Wall and Beal were two of the first three players cut after a week when the roster trimming began. Curry and Thompson made the final squad and helped the United States win the gold medal.
But Beal isn’t using Team USA’s decision-making as a barometer for where the Wizards back court ranks in the NBA.
“I think we’re definitely the best back court in the league,” Beal declared at his team’s Media Day at Verizon Center Monday. “Just in terms of what we’re capable of doing, the confidence that we have in that. At the same time we got to prove it.”
Beal and Wall have a case. They are the Wizards’ cornerstone players and led the team to the second round of the playoffs for the first time since 2004-05 last spring.
Wall, 24, enjoyed the breakout season many have been waiting for since he was drafted first over all in 2010, becoming an all-star for the first time and leading the NBA in total assists. Beal 21, averaged 17.1 points and shot 40.2 percent in 73 games in his second NBA season and is regarded as one of the sport’s up-and-coming stars.
Their emergence garnered the “House of Guards” nickname last spring, a play off the popular Netflix show “House of Cards.”
But there are a few other standout starting back courts, including Curry and Thompson (known as “The Splash Brothers”), the Clippers’ Chris Paul and J.J. Redick; the Suns’ Eric Bledsoe and Goran Dragic; and the Raptors’ Kyle Lowry and DeMar DeRozan.
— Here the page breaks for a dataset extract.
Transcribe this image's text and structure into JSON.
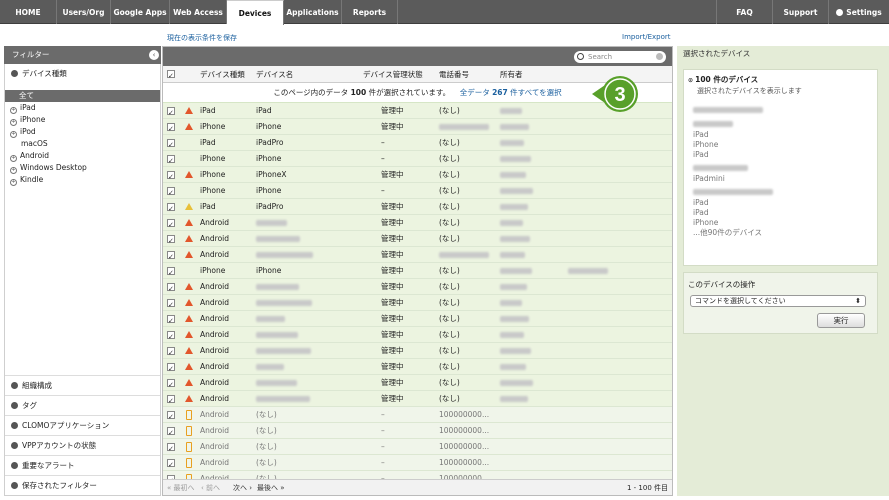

Ultimately, the answer is subjective, but Beal thinks his back court is on top.